(Beginning of Input for this task)

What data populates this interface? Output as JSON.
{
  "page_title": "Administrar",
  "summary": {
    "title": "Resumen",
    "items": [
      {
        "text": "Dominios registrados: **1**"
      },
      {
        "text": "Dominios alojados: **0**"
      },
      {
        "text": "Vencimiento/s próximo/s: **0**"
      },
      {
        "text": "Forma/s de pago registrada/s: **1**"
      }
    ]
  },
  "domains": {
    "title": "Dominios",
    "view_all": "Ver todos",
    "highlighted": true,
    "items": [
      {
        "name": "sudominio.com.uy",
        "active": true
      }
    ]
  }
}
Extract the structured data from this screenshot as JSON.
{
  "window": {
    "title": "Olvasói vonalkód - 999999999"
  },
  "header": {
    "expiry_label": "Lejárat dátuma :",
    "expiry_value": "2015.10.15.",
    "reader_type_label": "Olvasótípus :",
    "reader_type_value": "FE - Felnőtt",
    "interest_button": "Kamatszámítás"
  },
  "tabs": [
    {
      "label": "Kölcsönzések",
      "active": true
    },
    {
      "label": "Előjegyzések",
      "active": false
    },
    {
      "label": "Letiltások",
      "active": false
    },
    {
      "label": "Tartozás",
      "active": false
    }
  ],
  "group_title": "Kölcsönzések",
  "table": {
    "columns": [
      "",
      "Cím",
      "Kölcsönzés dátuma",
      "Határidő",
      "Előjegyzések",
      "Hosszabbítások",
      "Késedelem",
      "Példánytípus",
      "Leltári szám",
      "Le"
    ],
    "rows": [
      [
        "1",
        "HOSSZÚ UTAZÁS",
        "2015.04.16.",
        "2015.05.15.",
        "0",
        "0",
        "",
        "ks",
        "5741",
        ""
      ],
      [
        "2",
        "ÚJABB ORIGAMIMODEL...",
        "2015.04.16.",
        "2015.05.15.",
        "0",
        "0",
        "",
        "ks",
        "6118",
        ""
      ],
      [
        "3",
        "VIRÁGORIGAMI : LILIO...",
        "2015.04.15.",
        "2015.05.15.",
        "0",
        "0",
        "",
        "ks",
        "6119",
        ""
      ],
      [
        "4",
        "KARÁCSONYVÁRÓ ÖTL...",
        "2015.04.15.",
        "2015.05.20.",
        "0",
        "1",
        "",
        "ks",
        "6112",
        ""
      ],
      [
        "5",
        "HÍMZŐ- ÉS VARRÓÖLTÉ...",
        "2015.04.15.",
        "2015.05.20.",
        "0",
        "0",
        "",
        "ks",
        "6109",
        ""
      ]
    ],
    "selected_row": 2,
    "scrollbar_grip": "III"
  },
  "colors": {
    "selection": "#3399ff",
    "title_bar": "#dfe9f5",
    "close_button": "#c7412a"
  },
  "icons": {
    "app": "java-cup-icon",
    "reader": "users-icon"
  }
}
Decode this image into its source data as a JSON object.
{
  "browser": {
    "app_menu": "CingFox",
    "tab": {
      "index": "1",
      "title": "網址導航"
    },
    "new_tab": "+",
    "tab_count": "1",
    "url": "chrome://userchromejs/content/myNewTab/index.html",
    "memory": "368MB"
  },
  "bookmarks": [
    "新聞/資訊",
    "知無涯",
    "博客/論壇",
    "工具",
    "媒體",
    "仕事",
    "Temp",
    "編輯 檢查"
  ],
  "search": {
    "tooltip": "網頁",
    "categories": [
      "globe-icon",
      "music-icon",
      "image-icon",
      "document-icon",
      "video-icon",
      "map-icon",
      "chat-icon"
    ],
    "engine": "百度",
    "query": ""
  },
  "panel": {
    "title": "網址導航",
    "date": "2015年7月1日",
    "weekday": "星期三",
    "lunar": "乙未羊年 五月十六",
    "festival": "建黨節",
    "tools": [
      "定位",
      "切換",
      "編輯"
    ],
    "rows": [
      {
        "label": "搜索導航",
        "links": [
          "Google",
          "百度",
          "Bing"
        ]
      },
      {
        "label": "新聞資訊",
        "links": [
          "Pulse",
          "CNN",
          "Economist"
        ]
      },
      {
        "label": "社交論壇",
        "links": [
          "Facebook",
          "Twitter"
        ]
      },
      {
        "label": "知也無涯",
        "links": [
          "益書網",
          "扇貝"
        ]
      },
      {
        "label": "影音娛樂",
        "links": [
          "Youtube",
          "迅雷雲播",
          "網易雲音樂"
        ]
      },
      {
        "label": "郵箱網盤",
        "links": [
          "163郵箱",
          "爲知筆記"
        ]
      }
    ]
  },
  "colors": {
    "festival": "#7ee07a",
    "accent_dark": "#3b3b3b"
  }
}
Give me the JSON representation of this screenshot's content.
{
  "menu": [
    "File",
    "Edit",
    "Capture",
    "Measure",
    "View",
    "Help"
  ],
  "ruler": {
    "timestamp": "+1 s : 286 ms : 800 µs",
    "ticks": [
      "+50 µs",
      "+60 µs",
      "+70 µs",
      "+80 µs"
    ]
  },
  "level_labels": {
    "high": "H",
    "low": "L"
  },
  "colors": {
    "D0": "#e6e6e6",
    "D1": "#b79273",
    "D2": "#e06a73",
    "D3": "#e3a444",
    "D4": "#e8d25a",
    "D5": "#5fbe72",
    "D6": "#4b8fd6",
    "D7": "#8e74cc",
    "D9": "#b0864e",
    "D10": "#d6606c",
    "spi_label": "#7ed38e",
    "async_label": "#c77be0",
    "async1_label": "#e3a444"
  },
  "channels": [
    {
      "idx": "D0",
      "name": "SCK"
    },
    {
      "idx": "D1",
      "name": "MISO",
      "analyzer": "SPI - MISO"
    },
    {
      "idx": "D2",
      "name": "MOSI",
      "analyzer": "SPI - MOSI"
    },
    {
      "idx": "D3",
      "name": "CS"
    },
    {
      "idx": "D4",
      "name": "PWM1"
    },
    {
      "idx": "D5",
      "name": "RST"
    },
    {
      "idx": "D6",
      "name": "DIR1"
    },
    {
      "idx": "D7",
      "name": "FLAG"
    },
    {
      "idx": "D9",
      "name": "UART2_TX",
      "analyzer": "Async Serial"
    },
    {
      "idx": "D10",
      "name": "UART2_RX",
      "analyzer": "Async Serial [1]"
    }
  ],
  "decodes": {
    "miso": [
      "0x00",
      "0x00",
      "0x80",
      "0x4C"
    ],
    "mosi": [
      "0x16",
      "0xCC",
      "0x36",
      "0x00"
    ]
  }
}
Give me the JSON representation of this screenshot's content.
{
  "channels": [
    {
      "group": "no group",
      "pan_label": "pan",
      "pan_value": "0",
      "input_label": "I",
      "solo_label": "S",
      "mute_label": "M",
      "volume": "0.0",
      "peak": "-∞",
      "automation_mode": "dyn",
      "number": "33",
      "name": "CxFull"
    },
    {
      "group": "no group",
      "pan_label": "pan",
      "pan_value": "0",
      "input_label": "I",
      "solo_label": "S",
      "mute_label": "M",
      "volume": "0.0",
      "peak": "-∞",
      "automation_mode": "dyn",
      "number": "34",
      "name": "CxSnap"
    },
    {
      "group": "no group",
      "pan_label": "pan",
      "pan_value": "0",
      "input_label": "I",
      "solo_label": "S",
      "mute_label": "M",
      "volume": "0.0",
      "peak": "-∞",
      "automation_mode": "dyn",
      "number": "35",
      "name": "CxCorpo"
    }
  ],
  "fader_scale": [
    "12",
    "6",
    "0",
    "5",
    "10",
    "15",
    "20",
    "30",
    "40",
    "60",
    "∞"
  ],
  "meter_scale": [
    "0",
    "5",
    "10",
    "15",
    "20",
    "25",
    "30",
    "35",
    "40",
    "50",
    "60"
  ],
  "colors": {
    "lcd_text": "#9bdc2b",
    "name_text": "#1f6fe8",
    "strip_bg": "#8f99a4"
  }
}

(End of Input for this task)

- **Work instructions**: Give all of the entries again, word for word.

- **Response to this exercise**:
What data populates this interface? Output as JSON.
{
  "page_title": "Administrar",
  "summary": {
    "title": "Resumen",
    "items": [
      {
        "text": "Dominios registrados: **1**"
      },
      {
        "text": "Dominios alojados: **0**"
      },
      {
        "text": "Vencimiento/s próximo/s: **0**"
      },
      {
        "text": "Forma/s de pago registrada/s: **1**"
      }
    ]
  },
  "domains": {
    "title": "Dominios",
    "view_all": "Ver todos",
    "highlighted": true,
    "items": [
      {
        "name": "sudominio.com.uy",
        "active": true
      }
    ]
  }
}
Extract the structured data from this screenshot as JSON.
{
  "window": {
    "title": "Olvasói vonalkód - 999999999"
  },
  "header": {
    "expiry_label": "Lejárat dátuma :",
    "expiry_value": "2015.10.15.",
    "reader_type_label": "Olvasótípus :",
    "reader_type_value": "FE - Felnőtt",
    "interest_button": "Kamatszámítás"
  },
  "tabs": [
    {
      "label": "Kölcsönzések",
      "active": true
    },
    {
      "label": "Előjegyzések",
      "active": false
    },
    {
      "label": "Letiltások",
      "active": false
    },
    {
      "label": "Tartozás",
      "active": false
    }
  ],
  "group_title": "Kölcsönzések",
  "table": {
    "columns": [
      "",
      "Cím",
      "Kölcsönzés dátuma",
      "Határidő",
      "Előjegyzések",
      "Hosszabbítások",
      "Késedelem",
      "Példánytípus",
      "Leltári szám",
      "Le"
    ],
    "rows": [
      [
        "1",
        "HOSSZÚ UTAZÁS",
        "2015.04.16.",
        "2015.05.15.",
        "0",
        "0",
        "",
        "ks",
        "5741",
        ""
      ],
      [
        "2",
        "ÚJABB ORIGAMIMODEL...",
        "2015.04.16.",
        "2015.05.15.",
        "0",
        "0",
        "",
        "ks",
        "6118",
        ""
      ],
      [
        "3",
        "VIRÁGORIGAMI : LILIO...",
        "2015.04.15.",
        "2015.05.15.",
        "0",
        "0",
        "",
        "ks",
        "6119",
        ""
      ],
      [
        "4",
        "KARÁCSONYVÁRÓ ÖTL...",
        "2015.04.15.",
        "2015.05.20.",
        "0",
        "1",
        "",
        "ks",
        "6112",
        ""
      ],
      [
        "5",
        "HÍMZŐ- ÉS VARRÓÖLTÉ...",
        "2015.04.15.",
        "2015.05.20.",
        "0",
        "0",
        "",
        "ks",
        "6109",
        ""
      ]
    ],
    "selected_row": 2,
    "scrollbar_grip": "III"
  },
  "colors": {
    "selection": "#3399ff",
    "title_bar": "#dfe9f5",
    "close_button": "#c7412a"
  },
  "icons": {
    "app": "java-cup-icon",
    "reader": "users-icon"
  }
}
Decode this image into its source data as a JSON object.
{
  "browser": {
    "app_menu": "CingFox",
    "tab": {
      "index": "1",
      "title": "網址導航"
    },
    "new_tab": "+",
    "tab_count": "1",
    "url": "chrome://userchromejs/content/myNewTab/index.html",
    "memory": "368MB"
  },
  "bookmarks": [
    "新聞/資訊",
    "知無涯",
    "博客/論壇",
    "工具",
    "媒體",
    "仕事",
    "Temp",
    "編輯 檢查"
  ],
  "search": {
    "tooltip": "網頁",
    "categories": [
      "globe-icon",
      "music-icon",
      "image-icon",
      "document-icon",
      "video-icon",
      "map-icon",
      "chat-icon"
    ],
    "engine": "百度",
    "query": ""
  },
  "panel": {
    "title": "網址導航",
    "date": "2015年7月1日",
    "weekday": "星期三",
    "lunar": "乙未羊年 五月十六",
    "festival": "建黨節",
    "tools": [
      "定位",
      "切換",
      "編輯"
    ],
    "rows": [
      {
        "label": "搜索導航",
        "links": [
          "Google",
          "百度",
          "Bing"
        ]
      },
      {
        "label": "新聞資訊",
        "links": [
          "Pulse",
          "CNN",
          "Economist"
        ]
      },
      {
        "label": "社交論壇",
        "links": [
          "Facebook",
          "Twitter"
        ]
      },
      {
        "label": "知也無涯",
        "links": [
          "益書網",
          "扇貝"
        ]
      },
      {
        "label": "影音娛樂",
        "links": [
          "Youtube",
          "迅雷雲播",
          "網易雲音樂"
        ]
      },
      {
        "label": "郵箱網盤",
        "links": [
          "163郵箱",
          "爲知筆記"
        ]
      }
    ]
  },
  "colors": {
    "festival": "#7ee07a",
    "accent_dark": "#3b3b3b"
  }
}
Give me the JSON representation of this screenshot's content.
{
  "menu": [
    "File",
    "Edit",
    "Capture",
    "Measure",
    "View",
    "Help"
  ],
  "ruler": {
    "timestamp": "+1 s : 286 ms : 800 µs",
    "ticks": [
      "+50 µs",
      "+60 µs",
      "+70 µs",
      "+80 µs"
    ]
  },
  "level_labels": {
    "high": "H",
    "low": "L"
  },
  "colors": {
    "D0": "#e6e6e6",
    "D1": "#b79273",
    "D2": "#e06a73",
    "D3": "#e3a444",
    "D4": "#e8d25a",
    "D5": "#5fbe72",
    "D6": "#4b8fd6",
    "D7": "#8e74cc",
    "D9": "#b0864e",
    "D10": "#d6606c",
    "spi_label": "#7ed38e",
    "async_label": "#c77be0",
    "async1_label": "#e3a444"
  },
  "channels": [
    {
      "idx": "D0",
      "name": "SCK"
    },
    {
      "idx": "D1",
      "name": "MISO",
      "analyzer": "SPI - MISO"
    },
    {
      "idx": "D2",
      "name": "MOSI",
      "analyzer": "SPI - MOSI"
    },
    {
      "idx": "D3",
      "name": "CS"
    },
    {
      "idx": "D4",
      "name": "PWM1"
    },
    {
      "idx": "D5",
      "name": "RST"
    },
    {
      "idx": "D6",
      "name": "DIR1"
    },
    {
      "idx": "D7",
      "name": "FLAG"
    },
    {
      "idx": "D9",
      "name": "UART2_TX",
      "analyzer": "Async Serial"
    },
    {
      "idx": "D10",
      "name": "UART2_RX",
      "analyzer": "Async Serial [1]"
    }
  ],
  "decodes": {
    "miso": [
      "0x00",
      "0x00",
      "0x80",
      "0x4C"
    ],
    "mosi": [
      "0x16",
      "0xCC",
      "0x36",
      "0x00"
    ]
  }
}
Give me the JSON representation of this screenshot's content.
{
  "channels": [
    {
      "group": "no group",
      "pan_label": "pan",
      "pan_value": "0",
      "input_label": "I",
      "solo_label": "S",
      "mute_label": "M",
      "volume": "0.0",
      "peak": "-∞",
      "automation_mode": "dyn",
      "number": "33",
      "name": "CxFull"
    },
    {
      "group": "no group",
      "pan_label": "pan",
      "pan_value": "0",
      "input_label": "I",
      "solo_label": "S",
      "mute_label": "M",
      "volume": "0.0",
      "peak": "-∞",
      "automation_mode": "dyn",
      "number": "34",
      "name": "CxSnap"
    },
    {
      "group": "no group",
      "pan_label": "pan",
      "pan_value": "0",
      "input_label": "I",
      "solo_label": "S",
      "mute_label": "M",
      "volume": "0.0",
      "peak": "-∞",
      "automation_mode": "dyn",
      "number": "35",
      "name": "CxCorpo"
    }
  ],
  "fader_scale": [
    "12",
    "6",
    "0",
    "5",
    "10",
    "15",
    "20",
    "30",
    "40",
    "60",
    "∞"
  ],
  "meter_scale": [
    "0",
    "5",
    "10",
    "15",
    "20",
    "25",
    "30",
    "35",
    "40",
    "50",
    "60"
  ],
  "colors": {
    "lcd_text": "#9bdc2b",
    "name_text": "#1f6fe8",
    "strip_bg": "#8f99a4"
  }
}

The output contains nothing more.